Reading in Postmodern Perspective?
Our discussion of reading strategy would be incomplete without naming the significance of our own sociohistorical setting. After all, postmodern critics would rightly call it naïve to suggest that one can take the Gospels on their "own terms." Even the act of reading is interpretive, since we understand the text through the lens of our preexisting worldview—a worldview shaped in turn by our social location. As a result, we note here two contemporary trends that contribute to our approach to the Gospels.
The first arises in the wake of the Holocaust, which has rightly prompted interpreters to revisit the long-standing tendency to read Jewish traditions through a christological lens—that is, as "prequel" to the story of Jesus the Christ. This approach relegated Jewish scripture to a supporting role for Christian doctrine, sowing seeds of dangerous anti-Semitic ideologies along the way. Increasingly, NT scholars take care to explore Jewish messianic thought as backdrop for, rather than confirmation of, Jesus's career and its depiction in the Gospels. To set aside assumptions about Jesus's unique or exclusive status opens the way for studies that expose the communal nature of both Jewish and early Christian texts.

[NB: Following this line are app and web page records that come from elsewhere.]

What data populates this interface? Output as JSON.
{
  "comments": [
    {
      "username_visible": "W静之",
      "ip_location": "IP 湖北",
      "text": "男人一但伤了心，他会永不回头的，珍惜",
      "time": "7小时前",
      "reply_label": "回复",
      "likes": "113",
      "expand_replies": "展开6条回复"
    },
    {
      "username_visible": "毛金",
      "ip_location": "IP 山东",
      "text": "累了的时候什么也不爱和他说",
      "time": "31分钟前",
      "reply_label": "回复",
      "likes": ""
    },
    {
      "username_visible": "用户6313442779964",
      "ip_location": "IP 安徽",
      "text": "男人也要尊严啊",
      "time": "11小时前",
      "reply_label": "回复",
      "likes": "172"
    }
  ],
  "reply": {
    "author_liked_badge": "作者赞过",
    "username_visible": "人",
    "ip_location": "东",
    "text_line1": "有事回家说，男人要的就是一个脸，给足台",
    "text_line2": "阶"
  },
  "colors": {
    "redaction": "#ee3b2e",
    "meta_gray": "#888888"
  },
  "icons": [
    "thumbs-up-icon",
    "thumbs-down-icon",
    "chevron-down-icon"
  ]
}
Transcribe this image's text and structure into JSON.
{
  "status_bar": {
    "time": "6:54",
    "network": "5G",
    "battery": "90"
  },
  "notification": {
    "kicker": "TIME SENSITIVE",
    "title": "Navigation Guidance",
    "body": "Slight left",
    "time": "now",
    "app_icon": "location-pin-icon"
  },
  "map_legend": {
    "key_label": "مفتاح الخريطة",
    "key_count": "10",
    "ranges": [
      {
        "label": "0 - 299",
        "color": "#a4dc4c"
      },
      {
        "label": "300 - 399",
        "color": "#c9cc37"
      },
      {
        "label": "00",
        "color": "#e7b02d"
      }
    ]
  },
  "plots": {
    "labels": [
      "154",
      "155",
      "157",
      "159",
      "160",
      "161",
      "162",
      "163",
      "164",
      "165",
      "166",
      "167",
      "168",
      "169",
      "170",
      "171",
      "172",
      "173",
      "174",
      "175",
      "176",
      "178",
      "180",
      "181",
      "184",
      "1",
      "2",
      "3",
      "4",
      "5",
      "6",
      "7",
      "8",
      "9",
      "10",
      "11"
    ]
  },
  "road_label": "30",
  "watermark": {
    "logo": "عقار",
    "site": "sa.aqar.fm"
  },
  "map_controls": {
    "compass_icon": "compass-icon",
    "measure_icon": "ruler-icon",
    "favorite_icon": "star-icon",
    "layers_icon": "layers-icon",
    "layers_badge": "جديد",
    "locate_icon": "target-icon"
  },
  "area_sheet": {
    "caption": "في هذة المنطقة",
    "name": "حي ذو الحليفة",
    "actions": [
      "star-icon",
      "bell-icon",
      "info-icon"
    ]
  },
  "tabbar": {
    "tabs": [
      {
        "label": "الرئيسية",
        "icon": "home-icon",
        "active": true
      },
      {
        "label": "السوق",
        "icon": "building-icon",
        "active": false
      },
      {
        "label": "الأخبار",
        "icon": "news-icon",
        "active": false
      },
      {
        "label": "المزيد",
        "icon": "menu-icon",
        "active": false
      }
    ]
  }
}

Excerpted from Christ and Community by Suzanne Watts Henderson. Copyright © 2015 Abingdon Press. Excerpted by permission of Abingdon Press.
All rights reserved. No part of this excerpt may be reproduced or reprinted without permission in writing from the publisher.
Excerpts are provided by Dial-A-Book Inc. solely for the personal use of visitors to this web site.
Table of Contents
"Part One Messianic Mission",
"Chapter One" Foundational Questions,
"Chapter Two" Messianic Message: "Announcing God's Good News" (Mark 1:14),
"Chapter Three" Messianic Power: "Authority over All the Power of the Enemy"(Luke 10:19),
"Chapter Four" Messianic Sacrifice: "To Give Up One's Life" (John 15:13),
"Chapter Five" Messianic Resurrection and Reign: "Inherit the Kingdom" (Matt 25:34),
"Part Two Messianic Identity",
"Chapter Six" Messianic Titles: Son of the Human, God's Son, Lord, and Christ,
"Chapter Seven" Messianic Traits: Servanthood, Righteousness, Prophetic Power, and Mystical Union,
"Conclusion"Christ and Community: The Gospel Witness to Jesus,